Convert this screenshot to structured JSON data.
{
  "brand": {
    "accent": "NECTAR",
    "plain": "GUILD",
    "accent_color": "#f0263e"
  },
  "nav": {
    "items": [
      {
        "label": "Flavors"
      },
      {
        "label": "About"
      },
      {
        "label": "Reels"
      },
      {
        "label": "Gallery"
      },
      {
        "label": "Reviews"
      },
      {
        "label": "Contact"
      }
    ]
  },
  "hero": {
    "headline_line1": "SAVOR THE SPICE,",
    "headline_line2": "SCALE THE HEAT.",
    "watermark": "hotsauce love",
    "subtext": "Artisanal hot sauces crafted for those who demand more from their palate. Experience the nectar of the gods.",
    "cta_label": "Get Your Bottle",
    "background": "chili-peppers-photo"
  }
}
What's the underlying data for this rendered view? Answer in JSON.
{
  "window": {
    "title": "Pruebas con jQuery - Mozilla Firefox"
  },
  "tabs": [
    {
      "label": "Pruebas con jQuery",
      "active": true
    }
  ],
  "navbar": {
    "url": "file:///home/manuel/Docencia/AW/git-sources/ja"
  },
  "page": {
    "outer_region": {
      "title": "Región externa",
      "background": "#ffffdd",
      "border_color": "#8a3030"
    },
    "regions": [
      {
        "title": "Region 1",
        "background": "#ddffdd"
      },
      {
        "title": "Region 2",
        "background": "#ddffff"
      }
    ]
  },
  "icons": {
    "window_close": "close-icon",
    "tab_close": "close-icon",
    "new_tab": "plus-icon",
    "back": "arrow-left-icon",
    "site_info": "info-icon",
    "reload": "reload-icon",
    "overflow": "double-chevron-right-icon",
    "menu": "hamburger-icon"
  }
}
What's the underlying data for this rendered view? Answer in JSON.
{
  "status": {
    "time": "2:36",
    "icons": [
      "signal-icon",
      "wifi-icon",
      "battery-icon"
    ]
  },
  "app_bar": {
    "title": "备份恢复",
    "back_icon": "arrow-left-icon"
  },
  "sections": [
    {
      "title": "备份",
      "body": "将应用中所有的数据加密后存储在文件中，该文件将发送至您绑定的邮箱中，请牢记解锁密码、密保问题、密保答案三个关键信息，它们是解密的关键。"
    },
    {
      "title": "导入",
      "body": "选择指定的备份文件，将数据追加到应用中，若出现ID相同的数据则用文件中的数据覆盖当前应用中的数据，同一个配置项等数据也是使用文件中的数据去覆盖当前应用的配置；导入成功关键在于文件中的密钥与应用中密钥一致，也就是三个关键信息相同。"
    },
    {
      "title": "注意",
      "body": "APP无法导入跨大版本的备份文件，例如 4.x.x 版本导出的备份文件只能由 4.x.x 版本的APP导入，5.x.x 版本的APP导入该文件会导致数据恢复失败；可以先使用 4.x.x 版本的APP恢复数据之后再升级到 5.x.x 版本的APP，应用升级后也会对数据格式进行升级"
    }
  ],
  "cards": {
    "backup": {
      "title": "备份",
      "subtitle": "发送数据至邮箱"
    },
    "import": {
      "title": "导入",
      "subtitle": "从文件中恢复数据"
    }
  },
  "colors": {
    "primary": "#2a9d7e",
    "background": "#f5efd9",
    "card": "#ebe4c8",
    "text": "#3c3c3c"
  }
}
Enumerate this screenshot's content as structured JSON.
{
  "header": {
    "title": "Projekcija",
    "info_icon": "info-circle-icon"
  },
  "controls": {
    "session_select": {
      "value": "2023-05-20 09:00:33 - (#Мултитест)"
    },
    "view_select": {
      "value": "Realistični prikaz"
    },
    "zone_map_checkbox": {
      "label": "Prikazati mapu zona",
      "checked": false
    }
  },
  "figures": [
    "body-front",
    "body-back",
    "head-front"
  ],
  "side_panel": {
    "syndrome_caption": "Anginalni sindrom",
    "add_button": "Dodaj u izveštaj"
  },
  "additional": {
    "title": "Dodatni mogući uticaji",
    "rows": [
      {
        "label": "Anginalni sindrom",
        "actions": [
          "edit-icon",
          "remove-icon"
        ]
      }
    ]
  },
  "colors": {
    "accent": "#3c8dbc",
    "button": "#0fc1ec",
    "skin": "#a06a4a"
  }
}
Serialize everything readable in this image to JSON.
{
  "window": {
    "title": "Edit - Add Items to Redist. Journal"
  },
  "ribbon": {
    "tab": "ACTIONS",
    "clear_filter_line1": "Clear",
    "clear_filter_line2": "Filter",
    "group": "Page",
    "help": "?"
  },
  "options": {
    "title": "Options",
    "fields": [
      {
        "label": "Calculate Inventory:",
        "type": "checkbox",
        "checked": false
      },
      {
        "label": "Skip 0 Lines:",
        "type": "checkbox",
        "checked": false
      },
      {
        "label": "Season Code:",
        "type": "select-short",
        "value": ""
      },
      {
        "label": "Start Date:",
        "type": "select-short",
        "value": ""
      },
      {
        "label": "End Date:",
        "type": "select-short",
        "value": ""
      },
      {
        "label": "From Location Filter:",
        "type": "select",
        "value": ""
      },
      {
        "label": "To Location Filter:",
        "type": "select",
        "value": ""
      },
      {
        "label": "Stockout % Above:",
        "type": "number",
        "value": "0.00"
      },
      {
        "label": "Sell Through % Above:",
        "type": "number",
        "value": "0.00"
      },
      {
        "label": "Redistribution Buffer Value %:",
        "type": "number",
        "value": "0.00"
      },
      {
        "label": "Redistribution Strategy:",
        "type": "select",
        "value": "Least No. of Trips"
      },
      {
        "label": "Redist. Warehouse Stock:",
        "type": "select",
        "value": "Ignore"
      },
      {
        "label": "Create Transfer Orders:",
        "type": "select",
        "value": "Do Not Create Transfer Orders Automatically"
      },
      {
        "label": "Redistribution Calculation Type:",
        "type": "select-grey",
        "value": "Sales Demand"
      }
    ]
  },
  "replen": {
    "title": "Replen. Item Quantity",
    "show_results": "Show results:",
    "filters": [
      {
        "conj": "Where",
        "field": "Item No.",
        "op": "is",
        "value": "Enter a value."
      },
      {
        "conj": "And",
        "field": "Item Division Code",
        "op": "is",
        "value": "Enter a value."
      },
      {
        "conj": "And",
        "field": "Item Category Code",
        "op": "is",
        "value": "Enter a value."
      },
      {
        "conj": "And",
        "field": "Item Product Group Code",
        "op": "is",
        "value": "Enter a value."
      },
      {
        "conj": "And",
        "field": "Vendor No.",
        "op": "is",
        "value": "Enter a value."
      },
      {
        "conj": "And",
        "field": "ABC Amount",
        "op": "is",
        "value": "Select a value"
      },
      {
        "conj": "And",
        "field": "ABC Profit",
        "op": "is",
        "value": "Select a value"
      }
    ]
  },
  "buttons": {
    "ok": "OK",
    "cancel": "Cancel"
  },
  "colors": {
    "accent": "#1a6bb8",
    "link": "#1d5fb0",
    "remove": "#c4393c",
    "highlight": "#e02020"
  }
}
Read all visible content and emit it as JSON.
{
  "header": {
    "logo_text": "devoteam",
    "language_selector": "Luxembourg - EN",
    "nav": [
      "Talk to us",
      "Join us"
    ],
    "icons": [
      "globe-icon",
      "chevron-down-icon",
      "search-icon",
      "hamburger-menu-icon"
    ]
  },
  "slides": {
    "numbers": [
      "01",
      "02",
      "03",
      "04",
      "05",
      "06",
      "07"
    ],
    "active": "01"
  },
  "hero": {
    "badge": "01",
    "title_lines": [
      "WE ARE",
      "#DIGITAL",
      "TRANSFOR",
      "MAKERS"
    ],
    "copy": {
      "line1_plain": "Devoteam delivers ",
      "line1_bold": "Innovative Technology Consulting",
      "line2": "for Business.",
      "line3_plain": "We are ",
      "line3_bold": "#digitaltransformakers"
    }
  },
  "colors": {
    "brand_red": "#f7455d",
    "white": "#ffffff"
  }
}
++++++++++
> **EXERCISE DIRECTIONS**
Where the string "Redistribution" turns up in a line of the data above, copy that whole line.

> **RESULT OF THIS TASK**
        "label": "Redistribution Buffer Value %:",
        "label": "Redistribution Strategy:",
        "label": "Redistribution Calculation Type:",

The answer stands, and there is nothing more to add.